━━ Supplied material
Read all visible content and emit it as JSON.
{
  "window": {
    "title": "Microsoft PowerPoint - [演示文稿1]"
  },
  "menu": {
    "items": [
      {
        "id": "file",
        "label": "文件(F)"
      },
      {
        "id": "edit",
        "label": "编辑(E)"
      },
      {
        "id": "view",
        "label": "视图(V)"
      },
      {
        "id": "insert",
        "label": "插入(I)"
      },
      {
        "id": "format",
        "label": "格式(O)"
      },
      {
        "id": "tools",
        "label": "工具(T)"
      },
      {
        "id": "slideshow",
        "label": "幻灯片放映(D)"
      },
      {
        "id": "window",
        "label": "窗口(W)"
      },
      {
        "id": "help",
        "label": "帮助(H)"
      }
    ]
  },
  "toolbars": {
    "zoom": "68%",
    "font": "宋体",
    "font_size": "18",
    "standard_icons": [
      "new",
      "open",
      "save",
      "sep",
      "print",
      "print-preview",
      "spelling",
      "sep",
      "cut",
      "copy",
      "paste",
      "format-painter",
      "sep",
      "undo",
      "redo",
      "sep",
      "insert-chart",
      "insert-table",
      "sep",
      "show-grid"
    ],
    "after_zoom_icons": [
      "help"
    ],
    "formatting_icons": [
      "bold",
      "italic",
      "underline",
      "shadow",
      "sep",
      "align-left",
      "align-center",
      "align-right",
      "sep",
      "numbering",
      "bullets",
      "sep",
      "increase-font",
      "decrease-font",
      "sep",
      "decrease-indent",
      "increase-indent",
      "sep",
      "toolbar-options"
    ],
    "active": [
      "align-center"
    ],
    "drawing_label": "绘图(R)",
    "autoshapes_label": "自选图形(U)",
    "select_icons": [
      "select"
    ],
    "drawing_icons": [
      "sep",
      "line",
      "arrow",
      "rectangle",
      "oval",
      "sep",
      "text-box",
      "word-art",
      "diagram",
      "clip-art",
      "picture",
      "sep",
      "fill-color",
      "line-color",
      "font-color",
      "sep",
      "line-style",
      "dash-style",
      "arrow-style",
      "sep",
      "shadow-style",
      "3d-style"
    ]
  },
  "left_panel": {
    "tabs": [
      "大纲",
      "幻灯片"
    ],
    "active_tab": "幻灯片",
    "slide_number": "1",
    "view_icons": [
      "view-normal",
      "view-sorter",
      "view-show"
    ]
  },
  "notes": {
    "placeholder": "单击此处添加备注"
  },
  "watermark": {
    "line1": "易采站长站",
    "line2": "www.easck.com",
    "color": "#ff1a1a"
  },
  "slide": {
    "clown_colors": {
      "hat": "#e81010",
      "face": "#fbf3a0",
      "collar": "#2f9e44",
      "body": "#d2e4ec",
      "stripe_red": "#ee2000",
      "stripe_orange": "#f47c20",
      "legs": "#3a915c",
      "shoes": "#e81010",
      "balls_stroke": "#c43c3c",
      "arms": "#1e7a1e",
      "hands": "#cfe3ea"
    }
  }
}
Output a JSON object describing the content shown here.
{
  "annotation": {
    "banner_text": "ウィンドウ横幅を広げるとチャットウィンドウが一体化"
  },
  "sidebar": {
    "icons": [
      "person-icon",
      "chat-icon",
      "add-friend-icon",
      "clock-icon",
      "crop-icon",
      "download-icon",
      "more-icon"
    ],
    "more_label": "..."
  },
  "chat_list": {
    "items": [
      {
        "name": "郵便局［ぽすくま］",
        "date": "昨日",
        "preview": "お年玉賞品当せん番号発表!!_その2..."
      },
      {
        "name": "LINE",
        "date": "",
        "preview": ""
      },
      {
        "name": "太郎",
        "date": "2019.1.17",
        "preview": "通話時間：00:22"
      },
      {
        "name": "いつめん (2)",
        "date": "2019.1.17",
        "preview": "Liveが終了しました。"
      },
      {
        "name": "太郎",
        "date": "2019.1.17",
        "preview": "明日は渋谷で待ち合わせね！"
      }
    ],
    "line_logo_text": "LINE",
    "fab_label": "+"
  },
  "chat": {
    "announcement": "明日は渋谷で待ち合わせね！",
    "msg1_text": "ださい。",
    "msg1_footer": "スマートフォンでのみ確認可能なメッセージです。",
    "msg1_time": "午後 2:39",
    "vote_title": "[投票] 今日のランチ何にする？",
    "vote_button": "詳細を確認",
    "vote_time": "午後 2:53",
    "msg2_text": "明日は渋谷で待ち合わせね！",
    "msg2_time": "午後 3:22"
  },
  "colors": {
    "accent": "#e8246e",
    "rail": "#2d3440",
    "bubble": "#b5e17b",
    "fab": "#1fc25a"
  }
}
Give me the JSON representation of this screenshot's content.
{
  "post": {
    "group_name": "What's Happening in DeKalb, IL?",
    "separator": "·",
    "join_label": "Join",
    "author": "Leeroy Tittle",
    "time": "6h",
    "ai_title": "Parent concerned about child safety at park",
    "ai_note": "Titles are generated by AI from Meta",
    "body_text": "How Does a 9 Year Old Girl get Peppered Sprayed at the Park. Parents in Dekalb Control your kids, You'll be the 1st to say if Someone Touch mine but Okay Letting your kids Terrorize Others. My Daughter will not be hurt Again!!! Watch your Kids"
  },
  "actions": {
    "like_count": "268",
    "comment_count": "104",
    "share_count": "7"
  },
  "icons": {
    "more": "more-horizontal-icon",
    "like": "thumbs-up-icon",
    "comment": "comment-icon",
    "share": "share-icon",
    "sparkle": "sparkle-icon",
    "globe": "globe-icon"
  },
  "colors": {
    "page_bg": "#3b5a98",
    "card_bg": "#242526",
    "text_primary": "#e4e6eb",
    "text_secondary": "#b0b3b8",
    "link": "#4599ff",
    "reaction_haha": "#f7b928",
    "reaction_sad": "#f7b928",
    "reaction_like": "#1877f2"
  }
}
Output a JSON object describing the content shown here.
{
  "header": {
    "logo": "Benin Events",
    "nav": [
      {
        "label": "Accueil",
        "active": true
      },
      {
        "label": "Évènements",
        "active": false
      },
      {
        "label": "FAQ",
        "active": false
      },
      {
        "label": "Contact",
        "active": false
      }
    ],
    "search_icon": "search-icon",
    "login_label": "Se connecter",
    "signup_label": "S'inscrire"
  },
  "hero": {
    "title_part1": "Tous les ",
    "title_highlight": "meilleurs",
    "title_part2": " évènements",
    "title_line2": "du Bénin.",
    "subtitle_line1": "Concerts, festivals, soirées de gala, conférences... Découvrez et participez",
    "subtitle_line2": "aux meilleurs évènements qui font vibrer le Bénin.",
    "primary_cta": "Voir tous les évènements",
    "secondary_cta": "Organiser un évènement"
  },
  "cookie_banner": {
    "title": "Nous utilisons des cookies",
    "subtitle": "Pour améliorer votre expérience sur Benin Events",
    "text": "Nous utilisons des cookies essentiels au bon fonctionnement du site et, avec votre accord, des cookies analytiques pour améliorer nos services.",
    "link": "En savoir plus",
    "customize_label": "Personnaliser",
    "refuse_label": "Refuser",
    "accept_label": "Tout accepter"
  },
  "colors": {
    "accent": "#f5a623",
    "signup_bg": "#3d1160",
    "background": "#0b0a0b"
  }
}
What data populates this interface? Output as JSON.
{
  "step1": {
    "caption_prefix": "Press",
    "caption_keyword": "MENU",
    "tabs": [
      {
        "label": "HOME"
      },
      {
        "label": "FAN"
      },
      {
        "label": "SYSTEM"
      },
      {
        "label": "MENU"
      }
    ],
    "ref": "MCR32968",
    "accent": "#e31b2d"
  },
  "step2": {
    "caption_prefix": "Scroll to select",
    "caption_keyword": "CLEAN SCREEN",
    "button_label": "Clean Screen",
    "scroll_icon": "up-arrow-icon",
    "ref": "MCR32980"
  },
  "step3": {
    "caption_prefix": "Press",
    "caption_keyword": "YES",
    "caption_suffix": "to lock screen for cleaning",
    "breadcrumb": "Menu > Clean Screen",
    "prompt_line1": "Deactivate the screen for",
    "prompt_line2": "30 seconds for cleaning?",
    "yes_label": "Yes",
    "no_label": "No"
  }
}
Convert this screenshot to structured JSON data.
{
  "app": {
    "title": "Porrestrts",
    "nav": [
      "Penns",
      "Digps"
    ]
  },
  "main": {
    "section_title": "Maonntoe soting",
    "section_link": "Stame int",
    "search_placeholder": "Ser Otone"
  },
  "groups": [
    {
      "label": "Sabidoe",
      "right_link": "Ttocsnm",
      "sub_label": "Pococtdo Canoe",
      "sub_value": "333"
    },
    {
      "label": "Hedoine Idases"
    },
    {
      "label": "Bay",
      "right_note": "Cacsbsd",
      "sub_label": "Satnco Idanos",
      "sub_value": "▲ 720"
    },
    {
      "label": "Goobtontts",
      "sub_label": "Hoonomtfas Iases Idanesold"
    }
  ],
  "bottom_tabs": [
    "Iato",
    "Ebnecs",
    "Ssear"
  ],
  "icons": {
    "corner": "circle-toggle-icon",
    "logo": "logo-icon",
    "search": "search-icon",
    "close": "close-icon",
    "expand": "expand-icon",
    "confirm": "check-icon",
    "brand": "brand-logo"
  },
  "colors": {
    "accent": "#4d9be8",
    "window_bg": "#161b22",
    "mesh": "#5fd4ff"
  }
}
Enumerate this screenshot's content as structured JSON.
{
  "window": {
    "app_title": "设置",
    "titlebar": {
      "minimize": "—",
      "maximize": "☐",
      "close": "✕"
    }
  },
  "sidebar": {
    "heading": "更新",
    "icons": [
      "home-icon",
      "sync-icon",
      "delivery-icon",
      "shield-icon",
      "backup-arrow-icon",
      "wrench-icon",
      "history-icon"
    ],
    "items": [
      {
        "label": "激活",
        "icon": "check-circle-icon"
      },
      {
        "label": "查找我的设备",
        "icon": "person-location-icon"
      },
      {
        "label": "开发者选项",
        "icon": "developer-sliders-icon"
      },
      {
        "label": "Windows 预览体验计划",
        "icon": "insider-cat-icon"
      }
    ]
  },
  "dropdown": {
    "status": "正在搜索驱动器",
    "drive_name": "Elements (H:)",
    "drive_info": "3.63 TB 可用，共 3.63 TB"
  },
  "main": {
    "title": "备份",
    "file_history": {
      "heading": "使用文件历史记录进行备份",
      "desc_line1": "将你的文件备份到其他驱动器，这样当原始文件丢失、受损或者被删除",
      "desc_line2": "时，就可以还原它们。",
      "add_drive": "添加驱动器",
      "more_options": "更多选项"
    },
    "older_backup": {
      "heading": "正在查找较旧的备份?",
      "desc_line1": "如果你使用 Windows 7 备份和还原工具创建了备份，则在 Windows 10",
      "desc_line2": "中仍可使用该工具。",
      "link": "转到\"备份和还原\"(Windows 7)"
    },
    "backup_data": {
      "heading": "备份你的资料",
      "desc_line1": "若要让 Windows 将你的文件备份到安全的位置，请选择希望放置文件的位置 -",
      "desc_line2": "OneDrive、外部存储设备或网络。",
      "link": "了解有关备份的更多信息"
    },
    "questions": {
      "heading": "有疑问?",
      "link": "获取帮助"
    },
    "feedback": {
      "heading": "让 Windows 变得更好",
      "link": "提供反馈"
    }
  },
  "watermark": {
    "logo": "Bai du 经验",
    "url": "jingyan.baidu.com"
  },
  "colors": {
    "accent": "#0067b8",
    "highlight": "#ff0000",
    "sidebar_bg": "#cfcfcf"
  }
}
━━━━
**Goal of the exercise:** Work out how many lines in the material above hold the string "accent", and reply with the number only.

**Written solution:** 5